**YOUR TASK**
Go through the data and copy each line that holds "value".

**DATASET EXTRACT**
--

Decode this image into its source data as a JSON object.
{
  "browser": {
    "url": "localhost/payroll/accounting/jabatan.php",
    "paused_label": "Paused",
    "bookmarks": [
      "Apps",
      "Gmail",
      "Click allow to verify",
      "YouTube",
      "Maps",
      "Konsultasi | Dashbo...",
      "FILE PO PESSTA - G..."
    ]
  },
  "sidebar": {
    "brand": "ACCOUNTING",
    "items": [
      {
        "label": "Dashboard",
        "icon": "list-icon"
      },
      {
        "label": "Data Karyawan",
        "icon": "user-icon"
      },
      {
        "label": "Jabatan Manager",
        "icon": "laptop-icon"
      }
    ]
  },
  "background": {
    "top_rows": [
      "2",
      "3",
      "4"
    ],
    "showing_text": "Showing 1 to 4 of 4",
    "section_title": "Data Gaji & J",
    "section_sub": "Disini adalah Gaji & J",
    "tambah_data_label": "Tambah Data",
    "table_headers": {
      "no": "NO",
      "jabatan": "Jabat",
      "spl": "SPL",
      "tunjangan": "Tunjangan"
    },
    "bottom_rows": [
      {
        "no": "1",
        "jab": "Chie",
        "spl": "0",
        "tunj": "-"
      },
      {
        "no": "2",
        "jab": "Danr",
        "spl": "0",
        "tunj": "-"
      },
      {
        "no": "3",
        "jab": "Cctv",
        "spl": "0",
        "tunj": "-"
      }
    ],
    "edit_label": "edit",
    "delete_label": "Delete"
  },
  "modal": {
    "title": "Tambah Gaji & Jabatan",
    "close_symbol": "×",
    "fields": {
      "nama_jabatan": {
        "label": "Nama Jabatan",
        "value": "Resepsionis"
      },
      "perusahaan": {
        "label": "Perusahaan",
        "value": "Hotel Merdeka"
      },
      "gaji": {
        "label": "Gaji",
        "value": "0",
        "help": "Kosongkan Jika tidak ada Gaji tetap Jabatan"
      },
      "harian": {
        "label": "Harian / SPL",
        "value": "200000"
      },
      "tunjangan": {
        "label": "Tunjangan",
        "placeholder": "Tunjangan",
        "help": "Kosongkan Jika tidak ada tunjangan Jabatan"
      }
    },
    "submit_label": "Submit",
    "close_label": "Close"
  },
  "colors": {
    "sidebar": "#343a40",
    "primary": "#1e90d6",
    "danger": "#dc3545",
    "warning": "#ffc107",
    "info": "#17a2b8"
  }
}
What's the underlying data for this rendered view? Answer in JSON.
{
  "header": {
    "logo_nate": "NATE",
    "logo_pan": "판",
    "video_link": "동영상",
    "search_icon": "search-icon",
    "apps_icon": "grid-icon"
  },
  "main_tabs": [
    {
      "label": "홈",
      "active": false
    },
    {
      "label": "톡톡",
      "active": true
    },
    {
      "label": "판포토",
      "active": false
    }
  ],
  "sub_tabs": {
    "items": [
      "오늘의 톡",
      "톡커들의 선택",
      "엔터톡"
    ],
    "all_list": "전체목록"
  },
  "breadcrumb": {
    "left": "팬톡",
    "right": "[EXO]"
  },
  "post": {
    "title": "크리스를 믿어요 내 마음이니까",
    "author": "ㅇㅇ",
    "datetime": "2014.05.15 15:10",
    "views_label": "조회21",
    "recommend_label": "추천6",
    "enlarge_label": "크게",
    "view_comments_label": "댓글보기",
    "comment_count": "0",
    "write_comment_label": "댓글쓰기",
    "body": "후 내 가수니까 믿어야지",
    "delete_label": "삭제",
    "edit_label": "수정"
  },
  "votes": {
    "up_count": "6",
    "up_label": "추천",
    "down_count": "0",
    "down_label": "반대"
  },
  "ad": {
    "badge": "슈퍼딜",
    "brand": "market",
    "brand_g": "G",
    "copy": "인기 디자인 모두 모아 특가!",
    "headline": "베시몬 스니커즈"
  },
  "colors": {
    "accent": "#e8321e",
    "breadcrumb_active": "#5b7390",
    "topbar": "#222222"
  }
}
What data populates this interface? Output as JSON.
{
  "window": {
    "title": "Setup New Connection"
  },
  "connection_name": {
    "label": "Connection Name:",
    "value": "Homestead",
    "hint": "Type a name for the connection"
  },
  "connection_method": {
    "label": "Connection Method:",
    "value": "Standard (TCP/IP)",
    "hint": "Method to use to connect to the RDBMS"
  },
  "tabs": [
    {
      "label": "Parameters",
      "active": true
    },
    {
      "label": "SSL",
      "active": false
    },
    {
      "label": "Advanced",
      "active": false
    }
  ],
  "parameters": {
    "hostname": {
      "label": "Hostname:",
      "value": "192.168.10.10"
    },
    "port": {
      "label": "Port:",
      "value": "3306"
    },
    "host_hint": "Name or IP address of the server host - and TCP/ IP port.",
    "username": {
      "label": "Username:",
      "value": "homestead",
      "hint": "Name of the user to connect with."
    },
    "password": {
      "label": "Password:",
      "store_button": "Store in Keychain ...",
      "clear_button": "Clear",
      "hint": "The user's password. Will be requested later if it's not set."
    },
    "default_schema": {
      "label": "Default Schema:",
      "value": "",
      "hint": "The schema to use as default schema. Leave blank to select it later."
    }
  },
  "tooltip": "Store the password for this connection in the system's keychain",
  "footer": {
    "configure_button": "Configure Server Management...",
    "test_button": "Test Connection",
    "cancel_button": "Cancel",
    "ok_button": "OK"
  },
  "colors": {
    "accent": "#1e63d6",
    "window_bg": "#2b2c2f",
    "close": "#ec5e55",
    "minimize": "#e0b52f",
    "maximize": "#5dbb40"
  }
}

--

**WRITTEN RESPONSE**
        "value": "Resepsionis"
        "value": "Hotel Merdeka"
        "value": "0",
        "value": "200000"
    "value": "Homestead",
    "value": "Standard (TCP/IP)",
      "value": "192.168.10.10"
      "value": "3306"
      "value": "homestead",
      "value": "",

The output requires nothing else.